There are several different causes of back pain, many of which can worsen with breathing. Back pain can be due to an injury to the bones or muscles in your back, or result from a medical condition affecting internal organs such as the heart or lungs.
An existing drug that targets senescent, or sleeping cells could provide the answer to treating lower back pain, according to a new study.
Intraoperative scanner projects to high-definition screens that allow for more precision and quicker patient recoveries.
A new biologic "patch" that is activated by a person's natural motion could be the key to fixing herniated disks in people's backs, according to researchers at the Perelman School of Medicine at the University of Pennsylvania and the CMC VA Medical Center (CMCVAMC).
Maybe you’ve just finished a few hours of work at the computer and now there’s a stabbing sensation between your shoulder blades. Or you have an ongoing, continuous ache that extends from the base of your neck down to the bottom of your ribs. What’s going on? And more importantly, how can you find some relief?
Back or spinal decompression refers to a group of treatments used to relieve pressure on spinal discs. A healthcare professional may recommend surgical and nonsurgical therapies for decompression.

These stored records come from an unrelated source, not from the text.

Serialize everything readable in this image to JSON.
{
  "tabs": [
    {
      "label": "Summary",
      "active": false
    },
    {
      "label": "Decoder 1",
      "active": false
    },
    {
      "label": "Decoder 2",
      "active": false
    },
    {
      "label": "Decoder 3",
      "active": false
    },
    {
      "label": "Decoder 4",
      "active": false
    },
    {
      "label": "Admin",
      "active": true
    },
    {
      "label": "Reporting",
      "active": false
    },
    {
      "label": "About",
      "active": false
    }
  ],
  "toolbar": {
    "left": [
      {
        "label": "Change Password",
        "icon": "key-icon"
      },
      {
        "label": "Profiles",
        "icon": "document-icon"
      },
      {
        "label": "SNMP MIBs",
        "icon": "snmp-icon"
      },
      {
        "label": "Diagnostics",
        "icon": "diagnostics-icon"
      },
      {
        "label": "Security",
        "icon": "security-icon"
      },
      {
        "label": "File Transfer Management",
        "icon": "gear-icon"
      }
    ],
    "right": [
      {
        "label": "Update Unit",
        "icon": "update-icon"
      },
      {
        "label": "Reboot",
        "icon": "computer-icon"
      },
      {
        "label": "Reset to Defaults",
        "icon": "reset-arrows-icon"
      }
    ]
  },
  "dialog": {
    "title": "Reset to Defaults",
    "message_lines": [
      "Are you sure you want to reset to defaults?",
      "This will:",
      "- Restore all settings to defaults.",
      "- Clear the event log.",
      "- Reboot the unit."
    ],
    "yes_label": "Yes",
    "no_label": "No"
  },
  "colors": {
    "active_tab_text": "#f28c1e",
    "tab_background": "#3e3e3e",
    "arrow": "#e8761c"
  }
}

A weekend spent gardening. A raucous game of pickleball. Bending over to pick up a dropped pen. Suddenly your neck or back seizes up and it’s hard to catch your breath. Muscle spasms, where the muscle involuntarily contracts—and stays that way—for a few seconds, minutes, or longer, are painful and impossible to predict.
People with conditions including sciatica, herniated discs, and spinal stenosis may benefit from transforaminal epidural steroid injections. Doctors may also use this injection to examine how a person’s body reacts to it to help diagnose any underlying condition that could be causing them pain.
Spinal fusion is a highly invasive surgery where an implant is placed in the spine to prevent movement between bones. The treatment has a high failure rate after only five years, however Te Whare Wānanga o Waitahi | University of Canterbury researcher and lecturer Associate Professor Debbie Munro has spent the last 20 years finding a way to change this.
With age comes wisdom and experience. Unfortunately, aches and pains tend to tag along for the ride. Spinal aging may be a fact of life, but that doesn’t mean you have to grin and bear it.